DATA RECORDS

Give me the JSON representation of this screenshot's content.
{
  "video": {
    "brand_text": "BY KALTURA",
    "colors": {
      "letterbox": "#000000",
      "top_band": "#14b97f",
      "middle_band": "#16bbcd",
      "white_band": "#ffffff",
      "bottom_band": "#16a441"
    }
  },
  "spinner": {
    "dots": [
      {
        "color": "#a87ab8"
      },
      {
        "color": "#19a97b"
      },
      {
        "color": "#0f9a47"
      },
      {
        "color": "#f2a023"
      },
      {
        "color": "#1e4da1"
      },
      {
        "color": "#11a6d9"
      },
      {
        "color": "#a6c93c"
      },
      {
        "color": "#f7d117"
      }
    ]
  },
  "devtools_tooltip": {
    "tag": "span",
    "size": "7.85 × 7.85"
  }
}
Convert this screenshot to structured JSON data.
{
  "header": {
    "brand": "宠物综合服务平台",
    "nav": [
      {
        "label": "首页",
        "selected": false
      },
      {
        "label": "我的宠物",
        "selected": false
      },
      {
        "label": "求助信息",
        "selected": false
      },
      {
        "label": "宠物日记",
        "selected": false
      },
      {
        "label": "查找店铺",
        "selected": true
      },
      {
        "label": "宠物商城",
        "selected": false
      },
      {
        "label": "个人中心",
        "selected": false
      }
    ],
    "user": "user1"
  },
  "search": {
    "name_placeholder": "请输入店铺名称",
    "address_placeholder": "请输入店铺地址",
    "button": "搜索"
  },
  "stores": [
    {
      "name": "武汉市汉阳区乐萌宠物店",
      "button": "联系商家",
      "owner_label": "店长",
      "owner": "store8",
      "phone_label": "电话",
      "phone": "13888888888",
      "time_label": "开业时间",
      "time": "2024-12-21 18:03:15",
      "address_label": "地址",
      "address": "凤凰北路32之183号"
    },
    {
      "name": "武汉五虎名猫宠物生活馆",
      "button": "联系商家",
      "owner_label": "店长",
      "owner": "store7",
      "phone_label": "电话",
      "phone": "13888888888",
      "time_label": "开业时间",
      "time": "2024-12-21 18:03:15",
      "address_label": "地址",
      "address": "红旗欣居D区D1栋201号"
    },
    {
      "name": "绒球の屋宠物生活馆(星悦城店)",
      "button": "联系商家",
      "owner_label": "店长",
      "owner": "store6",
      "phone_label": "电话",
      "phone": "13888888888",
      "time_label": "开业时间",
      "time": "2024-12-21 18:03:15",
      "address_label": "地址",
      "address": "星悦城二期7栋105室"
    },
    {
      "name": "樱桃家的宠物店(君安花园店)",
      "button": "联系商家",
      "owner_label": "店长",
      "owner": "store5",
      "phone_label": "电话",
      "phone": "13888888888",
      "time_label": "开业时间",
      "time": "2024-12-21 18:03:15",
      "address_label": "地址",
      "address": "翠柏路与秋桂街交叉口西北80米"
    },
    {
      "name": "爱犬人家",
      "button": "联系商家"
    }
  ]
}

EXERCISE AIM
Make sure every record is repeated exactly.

EXPECTED ANSWER
Give me the JSON representation of this screenshot's content.
{
  "video": {
    "brand_text": "BY KALTURA",
    "colors": {
      "letterbox": "#000000",
      "top_band": "#14b97f",
      "middle_band": "#16bbcd",
      "white_band": "#ffffff",
      "bottom_band": "#16a441"
    }
  },
  "spinner": {
    "dots": [
      {
        "color": "#a87ab8"
      },
      {
        "color": "#19a97b"
      },
      {
        "color": "#0f9a47"
      },
      {
        "color": "#f2a023"
      },
      {
        "color": "#1e4da1"
      },
      {
        "color": "#11a6d9"
      },
      {
        "color": "#a6c93c"
      },
      {
        "color": "#f7d117"
      }
    ]
  },
  "devtools_tooltip": {
    "tag": "span",
    "size": "7.85 × 7.85"
  }
}
Convert this screenshot to structured JSON data.
{
  "header": {
    "brand": "宠物综合服务平台",
    "nav": [
      {
        "label": "首页",
        "selected": false
      },
      {
        "label": "我的宠物",
        "selected": false
      },
      {
        "label": "求助信息",
        "selected": false
      },
      {
        "label": "宠物日记",
        "selected": false
      },
      {
        "label": "查找店铺",
        "selected": true
      },
      {
        "label": "宠物商城",
        "selected": false
      },
      {
        "label": "个人中心",
        "selected": false
      }
    ],
    "user": "user1"
  },
  "search": {
    "name_placeholder": "请输入店铺名称",
    "address_placeholder": "请输入店铺地址",
    "button": "搜索"
  },
  "stores": [
    {
      "name": "武汉市汉阳区乐萌宠物店",
      "button": "联系商家",
      "owner_label": "店长",
      "owner": "store8",
      "phone_label": "电话",
      "phone": "13888888888",
      "time_label": "开业时间",
      "time": "2024-12-21 18:03:15",
      "address_label": "地址",
      "address": "凤凰北路32之183号"
    },
    {
      "name": "武汉五虎名猫宠物生活馆",
      "button": "联系商家",
      "owner_label": "店长",
      "owner": "store7",
      "phone_label": "电话",
      "phone": "13888888888",
      "time_label": "开业时间",
      "time": "2024-12-21 18:03:15",
      "address_label": "地址",
      "address": "红旗欣居D区D1栋201号"
    },
    {
      "name": "绒球の屋宠物生活馆(星悦城店)",
      "button": "联系商家",
      "owner_label": "店长",
      "owner": "store6",
      "phone_label": "电话",
      "phone": "13888888888",
      "time_label": "开业时间",
      "time": "2024-12-21 18:03:15",
      "address_label": "地址",
      "address": "星悦城二期7栋105室"
    },
    {
      "name": "樱桃家的宠物店(君安花园店)",
      "button": "联系商家",
      "owner_label": "店长",
      "owner": "store5",
      "phone_label": "电话",
      "phone": "13888888888",
      "time_label": "开业时间",
      "time": "2024-12-21 18:03:15",
      "address_label": "地址",
      "address": "翠柏路与秋桂街交叉口西北80米"
    },
    {
      "name": "爱犬人家",
      "button": "联系商家"
    }
  ]
}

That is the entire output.